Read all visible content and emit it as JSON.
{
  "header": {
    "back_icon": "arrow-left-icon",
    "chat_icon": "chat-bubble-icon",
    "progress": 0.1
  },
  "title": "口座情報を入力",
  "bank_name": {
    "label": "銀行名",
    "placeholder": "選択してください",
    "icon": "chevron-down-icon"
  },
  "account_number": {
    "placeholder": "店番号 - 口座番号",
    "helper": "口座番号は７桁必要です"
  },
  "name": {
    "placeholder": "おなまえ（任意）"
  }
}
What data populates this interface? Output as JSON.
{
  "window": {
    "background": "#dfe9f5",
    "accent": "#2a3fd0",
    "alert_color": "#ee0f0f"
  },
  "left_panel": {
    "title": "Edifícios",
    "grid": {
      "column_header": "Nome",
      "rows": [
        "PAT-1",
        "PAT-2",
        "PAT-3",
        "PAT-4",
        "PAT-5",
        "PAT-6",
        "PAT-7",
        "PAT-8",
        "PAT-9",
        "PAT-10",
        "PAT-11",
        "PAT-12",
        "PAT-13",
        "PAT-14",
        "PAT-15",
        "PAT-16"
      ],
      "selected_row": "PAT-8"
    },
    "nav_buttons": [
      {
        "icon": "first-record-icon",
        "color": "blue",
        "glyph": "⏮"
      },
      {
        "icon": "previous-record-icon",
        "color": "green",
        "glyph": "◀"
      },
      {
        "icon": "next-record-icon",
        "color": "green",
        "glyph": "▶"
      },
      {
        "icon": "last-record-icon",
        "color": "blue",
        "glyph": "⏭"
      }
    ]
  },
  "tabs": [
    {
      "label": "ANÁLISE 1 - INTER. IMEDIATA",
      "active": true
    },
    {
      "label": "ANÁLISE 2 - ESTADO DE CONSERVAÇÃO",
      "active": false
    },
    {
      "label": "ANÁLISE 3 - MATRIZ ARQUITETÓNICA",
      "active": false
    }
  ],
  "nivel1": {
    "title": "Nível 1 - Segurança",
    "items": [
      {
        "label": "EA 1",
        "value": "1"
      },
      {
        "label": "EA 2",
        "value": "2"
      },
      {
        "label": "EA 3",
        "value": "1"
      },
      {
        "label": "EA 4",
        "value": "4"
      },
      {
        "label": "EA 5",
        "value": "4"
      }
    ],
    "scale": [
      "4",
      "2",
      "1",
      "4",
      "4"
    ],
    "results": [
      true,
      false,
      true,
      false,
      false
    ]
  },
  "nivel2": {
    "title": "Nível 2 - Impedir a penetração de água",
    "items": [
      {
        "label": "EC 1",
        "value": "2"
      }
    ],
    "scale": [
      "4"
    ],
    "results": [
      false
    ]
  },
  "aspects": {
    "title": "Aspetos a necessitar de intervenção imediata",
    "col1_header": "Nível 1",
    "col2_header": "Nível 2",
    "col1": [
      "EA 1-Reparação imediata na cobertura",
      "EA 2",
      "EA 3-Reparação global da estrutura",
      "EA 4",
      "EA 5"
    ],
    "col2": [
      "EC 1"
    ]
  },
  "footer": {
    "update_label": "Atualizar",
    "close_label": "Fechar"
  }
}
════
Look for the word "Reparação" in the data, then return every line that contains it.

      "EA 1-Reparação imediata na cobertura",
      "EA 3-Reparação global da estrutura",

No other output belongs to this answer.